Animals and plants that live in the wild have a tough life and one that is in harmony with the world around them. They are seamlessly integrated into their place in the cosmos, but this integration is not without its challenges and risks. Humans, for understandable reasons, have decided this path of integration and “wildness” is too dangerous. We live in climate-controlled houses, drive climate-controlled vehicles, rarely even go outside, almost never go to wild places untouched by human hands, and, finally, eat food that is bred to survive only in controlled environments (or, heaven forbid, made in a lab). This approach is not the way to robust health on any level. Health and strength and resilience are borne of challenges, they come with risks, and they come with a possibility of joy as a result of connection with nature that is not found in any other experience.
This connection with the wildness in the plant/food world was the essence of the reason for founding Dr. Cowan’s Garden. Our plan was to help people integrate wild and perennial plants into their daily diet. We personally attempt to integrate wild foods into our diet every day: wild mushrooms, wild fish, wild animals (game), foraged plants and many others. We understood that finding wild plants, a key source of phytonutrients that these plants must make to survive, is not easy for everyone. Our mission was to find foragers of chaga mushrooms, sea vegetables, wild ramps, cholla buds and other wild and perennial plants to make it possible.

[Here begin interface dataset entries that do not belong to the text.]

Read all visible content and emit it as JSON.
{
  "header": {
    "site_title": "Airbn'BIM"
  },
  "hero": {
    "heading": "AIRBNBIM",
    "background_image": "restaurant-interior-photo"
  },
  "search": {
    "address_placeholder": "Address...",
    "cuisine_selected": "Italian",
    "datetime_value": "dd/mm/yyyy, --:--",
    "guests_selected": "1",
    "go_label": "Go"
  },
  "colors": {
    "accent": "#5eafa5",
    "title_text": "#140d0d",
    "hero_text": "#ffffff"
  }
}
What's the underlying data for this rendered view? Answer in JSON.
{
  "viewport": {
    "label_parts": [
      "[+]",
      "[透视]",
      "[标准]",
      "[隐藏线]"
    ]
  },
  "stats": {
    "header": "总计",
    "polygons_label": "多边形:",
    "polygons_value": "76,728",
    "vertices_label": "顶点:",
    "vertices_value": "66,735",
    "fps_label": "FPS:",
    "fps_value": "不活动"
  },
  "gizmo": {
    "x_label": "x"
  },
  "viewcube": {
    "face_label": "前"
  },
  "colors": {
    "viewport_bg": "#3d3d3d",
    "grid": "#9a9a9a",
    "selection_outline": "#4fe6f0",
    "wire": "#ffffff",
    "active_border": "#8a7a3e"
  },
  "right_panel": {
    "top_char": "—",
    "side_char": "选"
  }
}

At this time of the year when our gardens are flourishing and our plates our full of home-grown vegetables, it is easy to forget that we still need that dash of wildness, bitterness and earthiness. That is our goal, to help you make this possible and to foster a connection with the land and the nature around us.
On a practical note, we now have one of my favorite wild vegetables, Wild Ramp Powder, available in pouches. Stock up on our line of wild vegetables as a wonderful addition and complement to the abundance from your garden.
Are you foot-loose and fancy-free when it comes to cooking up a storm in the kitchen? Do you like to create your own masterpieces with tried and tested recipes? If so, you might relish this slightly healthier version of traditional Scotch eggs.
Scotch eggs were invented by Fortnum & Mason, an old-fashioned department store established in 1707 in the UK. This surprisingly simple yet delicious recipe has two main ingredients: eggs and pork sausage meat. It makes perfect picnic food, travels well, and can be eaten hot or cold.
Being in the garden is healing. Digging in the soil with bare hands and feet while soaking up the sunshine. Fresh water washing the toes via the hose. Where bees are buzzing, hummingbirds fluttering, buds a-blooming and beans are growing.